《Describing Workload and good news》
（文╱Robert Tolmasoff）Let’s review the correct way to describe two things-workload and news. There seems to be a lot of misunderstanding about how to describe workload and news, and this often results in grammatical errors and confusion.
First, let’s start with workload. In English logic, we think of workload as weight, so we describe workload as “heavy” or “light”. See the examples below.
O: He quit his job because of the heavy workload.
O: Since we finished the proposal our workload has been light.
We can also simply state that we have “a lot of work” or “too much work”.
O: I have a lot of work to do this week and will have to work overtime.
O: There is just too much work for one person.
Remember that “overtime” should not be used as a verb; it is only a noun. This is another frequent mistake when describing work situations.
X: We often have to overtime.
O: We often have to work overtime.
Also don’t use “overloaded” or “overloading” when describing workload. The following sentences are incorrect. The most frequent use for “overload” is to describe that too many items are on an object, such as a truck.
X: He quit his job because he was overloaded.
X: Many employees complain about the overloading.
O: The truck tipped over because it was overloaded.

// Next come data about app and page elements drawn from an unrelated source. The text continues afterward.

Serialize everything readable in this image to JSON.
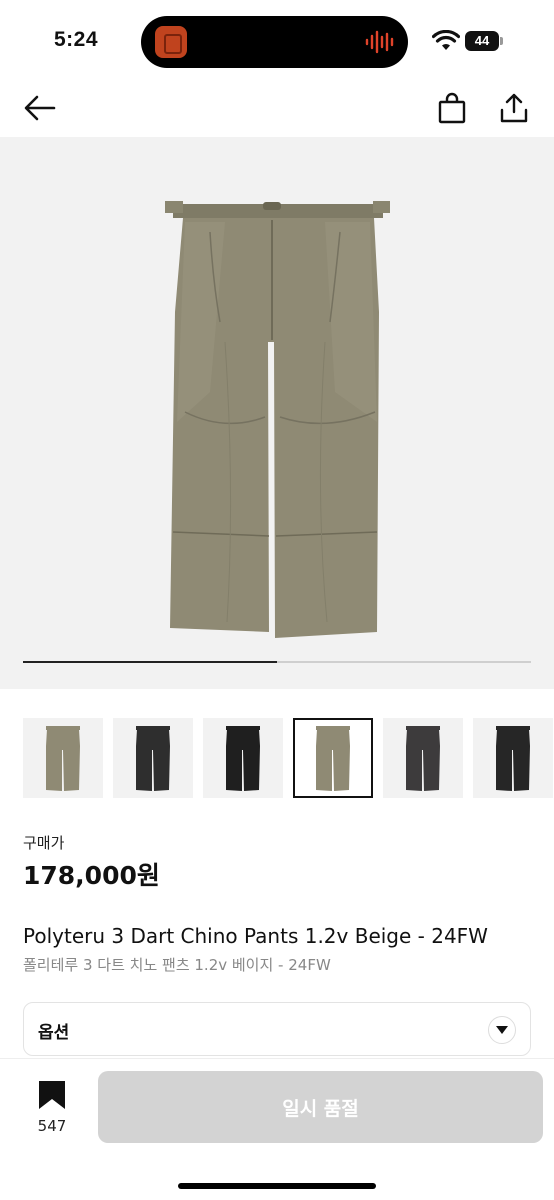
{
  "status_bar": {
    "time": "5:24",
    "battery": "44"
  },
  "nav": {
    "back_icon": "arrow-left-icon",
    "cart_icon": "shopping-bag-icon",
    "share_icon": "share-icon"
  },
  "gallery": {
    "progress": 0.5,
    "thumbnails": [
      {
        "color": "#8f8a74",
        "selected": false
      },
      {
        "color": "#2e2e2e",
        "selected": false
      },
      {
        "color": "#1f1f1f",
        "selected": false
      },
      {
        "color": "#8f8a74",
        "selected": true
      },
      {
        "color": "#3d3b3c",
        "selected": false
      },
      {
        "color": "#262626",
        "selected": false
      }
    ]
  },
  "product": {
    "price_label": "구매가",
    "price": "178,000원",
    "title_en": "Polyteru 3 Dart Chino Pants 1.2v Beige - 24FW",
    "title_ko": "폴리테루 3 다트 치노 팬츠 1.2v 베이지 - 24FW"
  },
  "option": {
    "label": "옵션",
    "toggle_icon": "triangle-down-icon"
  },
  "bottom_bar": {
    "bookmark_count": "547",
    "soldout_label": "일시 품절"
  },
  "colors": {
    "pants_beige": "#8f8a74",
    "hero_background": "#f2f2f2",
    "disabled_button": "#d3d3d3"
  }
}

Another mistake occurs when talking about news. The first point is that “news” is not countable in English, and therefore should not take an article. See below.
X: I have a good news for you.

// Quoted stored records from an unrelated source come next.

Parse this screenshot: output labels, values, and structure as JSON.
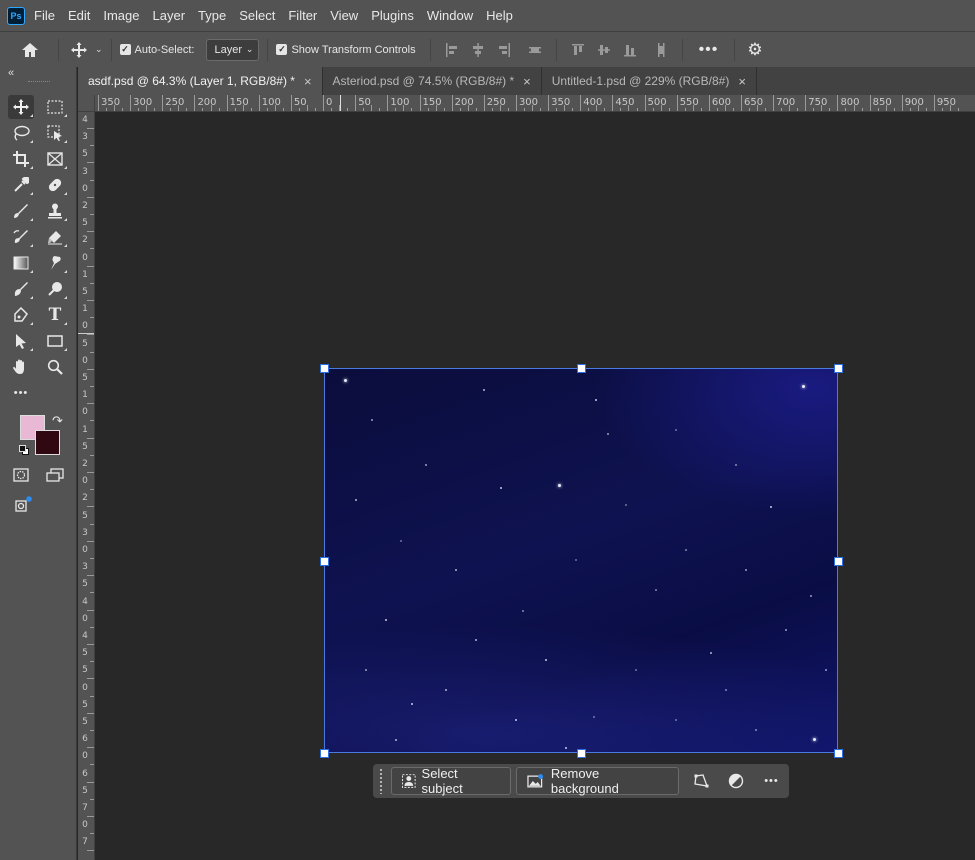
{
  "app": {
    "logo_text": "Ps"
  },
  "menu": [
    "File",
    "Edit",
    "Image",
    "Layer",
    "Type",
    "Select",
    "Filter",
    "View",
    "Plugins",
    "Window",
    "Help"
  ],
  "options_bar": {
    "auto_select_label": "Auto-Select:",
    "auto_select_checked": true,
    "layer_select_value": "Layer",
    "show_transform_label": "Show Transform Controls",
    "show_transform_checked": true
  },
  "tabs": [
    {
      "label": "asdf.psd @ 64.3% (Layer 1, RGB/8#) *",
      "active": true
    },
    {
      "label": "Asteriod.psd @ 74.5% (RGB/8#) *",
      "active": false
    },
    {
      "label": "Untitled-1.psd @ 229% (RGB/8#)",
      "active": false
    }
  ],
  "ruler_h_labels": [
    "350",
    "300",
    "250",
    "200",
    "150",
    "100",
    "50",
    "0",
    "50",
    "100",
    "150",
    "200",
    "250",
    "300",
    "350",
    "400",
    "450",
    "500",
    "550",
    "600",
    "650",
    "700",
    "750",
    "800",
    "850",
    "900",
    "950"
  ],
  "ruler_v_labels": [
    "4",
    "3",
    "5",
    "3",
    "0",
    "2",
    "5",
    "2",
    "0",
    "1",
    "5",
    "1",
    "0",
    "5",
    "0",
    "5",
    "1",
    "0",
    "1",
    "5",
    "2",
    "0",
    "2",
    "5",
    "3",
    "0",
    "3",
    "5",
    "4",
    "0",
    "4",
    "5",
    "5",
    "0",
    "5",
    "5",
    "6",
    "0",
    "6",
    "5",
    "7",
    "0",
    "7"
  ],
  "colors": {
    "foreground": "#e8b8d4",
    "background": "#300812",
    "selection": "#4a7adf"
  },
  "task_bar": {
    "select_subject": "Select subject",
    "remove_background": "Remove background"
  },
  "tool_icons": [
    "move-tool-icon",
    "marquee-tool-icon",
    "lasso-tool-icon",
    "object-select-tool-icon",
    "crop-tool-icon",
    "frame-tool-icon",
    "eyedropper-tool-icon",
    "healing-brush-icon",
    "brush-tool-icon",
    "clone-stamp-icon",
    "history-brush-icon",
    "eraser-icon",
    "gradient-tool-icon",
    "smudge-tool-icon",
    "blur-tool-icon",
    "dodge-tool-icon",
    "pen-tool-icon",
    "type-tool-icon",
    "path-select-icon",
    "rectangle-tool-icon",
    "hand-tool-icon",
    "zoom-tool-icon",
    "more-tools-icon"
  ]
}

Never place “a” in front of the expression “good news”. The correct way to express this is listed below.
O: I have good news for you.

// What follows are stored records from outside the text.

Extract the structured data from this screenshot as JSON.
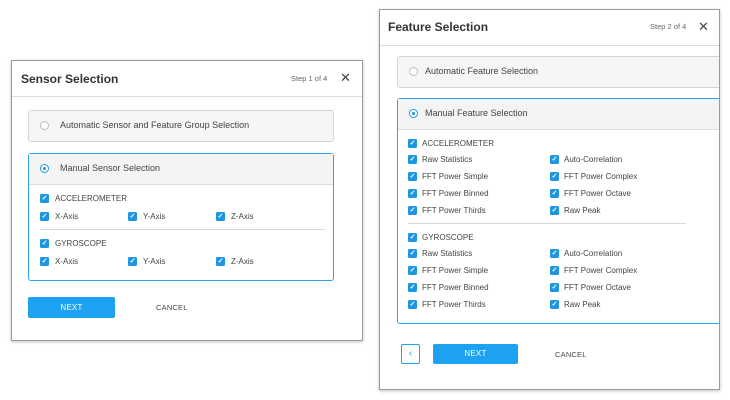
{
  "sensor_dialog": {
    "title": "Sensor Selection",
    "step": "Step 1 of 4",
    "close_icon": "close-icon",
    "auto_option": "Automatic Sensor and Feature Group Selection",
    "manual_option": "Manual Sensor Selection",
    "groups": [
      {
        "name": "ACCELEROMETER",
        "axes": [
          "X-Axis",
          "Y-Axis",
          "Z-Axis"
        ]
      },
      {
        "name": "GYROSCOPE",
        "axes": [
          "X-Axis",
          "Y-Axis",
          "Z-Axis"
        ]
      }
    ],
    "next_label": "NEXT",
    "cancel_label": "CANCEL"
  },
  "feature_dialog": {
    "title": "Feature Selection",
    "step": "Step 2 of 4",
    "close_icon": "close-icon",
    "auto_option": "Automatic Feature Selection",
    "manual_option": "Manual Feature Selection",
    "groups": [
      {
        "name": "ACCELEROMETER",
        "left": [
          "Raw Statistics",
          "FFT Power Simple",
          "FFT Power Binned",
          "FFT Power Thirds"
        ],
        "right": [
          "Auto-Correlation",
          "FFT Power Complex",
          "FFT Power Octave",
          "Raw Peak"
        ]
      },
      {
        "name": "GYROSCOPE",
        "left": [
          "Raw Statistics",
          "FFT Power Simple",
          "FFT Power Binned",
          "FFT Power Thirds"
        ],
        "right": [
          "Auto-Correlation",
          "FFT Power Complex",
          "FFT Power Octave",
          "Raw Peak"
        ]
      }
    ],
    "back_icon": "chevron-left-icon",
    "next_label": "NEXT",
    "cancel_label": "CANCEL"
  }
}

O: I would like to share with you some good news.
The only time “a” would be placed in front of “news” is if another measure word is used, such as “article” or “story”.
O: I read a good news article last night.
O: I heard a news story saying the weather would be cold next week.
Here, an article is needed because the countable words “story” and “article” are used in the sentence.
Robert Tolmasoff is a trainer, editor, and author based in Taipei. His clients include international companies as well as individuals looking to sharpen their communications skills. Robert’s last two books, 上班族完美英文e-mail輕鬆寫 and 1000 Essential Business English Terms, are available in books stores and from McGraw-Hill Taiwan. Have ideas for future columns or questions? Email Robert at firstname.lastname@example.org
(PHOTO via Samantha T.）